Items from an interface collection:

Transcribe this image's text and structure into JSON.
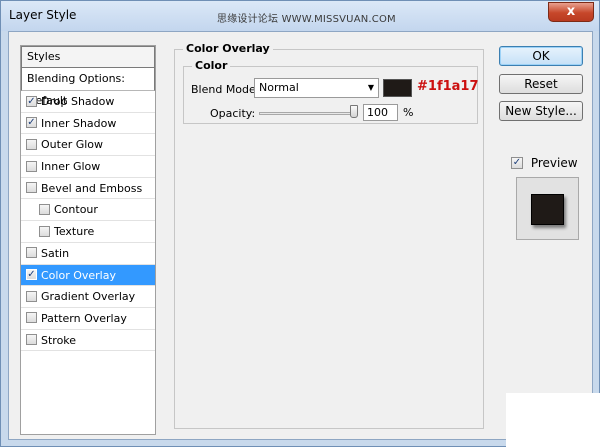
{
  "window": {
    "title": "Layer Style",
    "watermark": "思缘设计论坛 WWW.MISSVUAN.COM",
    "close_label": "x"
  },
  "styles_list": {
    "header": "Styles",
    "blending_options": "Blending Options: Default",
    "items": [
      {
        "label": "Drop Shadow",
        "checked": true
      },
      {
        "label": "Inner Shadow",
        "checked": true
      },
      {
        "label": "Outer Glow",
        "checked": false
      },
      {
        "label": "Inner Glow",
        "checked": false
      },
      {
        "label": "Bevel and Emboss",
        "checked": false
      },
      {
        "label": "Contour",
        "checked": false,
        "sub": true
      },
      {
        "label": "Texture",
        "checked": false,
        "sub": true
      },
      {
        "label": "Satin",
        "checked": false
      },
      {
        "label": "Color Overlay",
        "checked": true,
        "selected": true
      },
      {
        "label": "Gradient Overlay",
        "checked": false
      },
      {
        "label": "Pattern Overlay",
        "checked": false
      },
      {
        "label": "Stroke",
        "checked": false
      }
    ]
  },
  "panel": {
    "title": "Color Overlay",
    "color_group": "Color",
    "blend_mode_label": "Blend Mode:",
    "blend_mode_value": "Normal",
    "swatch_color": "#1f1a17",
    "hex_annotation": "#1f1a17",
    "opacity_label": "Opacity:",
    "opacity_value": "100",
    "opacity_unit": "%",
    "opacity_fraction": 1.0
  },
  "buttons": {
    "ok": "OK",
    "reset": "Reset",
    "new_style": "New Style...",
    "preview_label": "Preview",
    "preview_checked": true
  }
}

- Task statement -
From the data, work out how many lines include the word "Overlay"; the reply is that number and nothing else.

- Response below -
4